22. Indeed many unions across the country have agreed to contract concessions in order to protect the long-term viability of their companies and their jobs.

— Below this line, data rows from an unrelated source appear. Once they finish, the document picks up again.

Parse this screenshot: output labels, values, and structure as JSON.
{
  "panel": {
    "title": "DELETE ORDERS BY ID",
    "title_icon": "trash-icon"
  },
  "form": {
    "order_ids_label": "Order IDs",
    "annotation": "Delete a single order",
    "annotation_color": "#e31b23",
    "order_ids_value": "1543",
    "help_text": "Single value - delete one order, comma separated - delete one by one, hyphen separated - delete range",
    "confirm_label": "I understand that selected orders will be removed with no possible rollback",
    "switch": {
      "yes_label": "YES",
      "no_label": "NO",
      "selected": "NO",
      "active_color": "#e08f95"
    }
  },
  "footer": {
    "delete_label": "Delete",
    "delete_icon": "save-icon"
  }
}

See Terrence Dopp, New Jersey Turnpike Board Accepts Givebacks to Avoid Firings, Bloomberg Businessweek, July 1, 2011, http:// www.bloomberg.com/news/2011–04–29/new-jersey-turnpike-board-accepts-toll-worker-givebacks-to-avoid-firings.html (noting that unions agreed to “nearly all stipulations sought by the authority,” including voting to accept wage cuts, in order to save jobs); David Bailey, UAW workers ratify concessions to Ford, Reuters, Mar. 9, 2009, http://www.reuters. com/article/2009/03/09/us-ford-uaw-idUSTRE5286AI20090309 (noting that the United Auto Workers had agreed to contract concessions “in order to be part of the solution” to the problems facing Ford during the recession).
23. Moreover, the CNA and CHHP would be bargaining with the knowledge of the NLRB's continuing proceedings; therefore, any agreements could provide for an exception if the NLRB ultimately ruled for CHHP. See Asseo v. Pan American Grain Co., Inc., 805 F.2d 23, 28 (1st Cir.1986) ( “The employer can condition the continued efficacy of an agreement (if indeed any agreement is reached) upon the final disposition by the Board.”).
24. CHHP also asks for a six-month temporal limitation on the district court's preliminary injunction. The Frankl court found that the district court was not required to enter such a limitation and therefore could not have abused its discretion in deciding not to do so. Frankl, 650 F.3d at 1366 n. 18. The same logic applies in this case. We also find no error in the district court's request for a status report on compliance with the preliminary injunction.
25. The district court's order in Frankl required the parties to “embody [any] understanding in a signed agreement,” the exact language at issue here. See also Norelli v. HTH Corp., 699 F.Supp.2d 1208, 1208 (D.Haw.2010).
REINHARDT, Circuit Judge: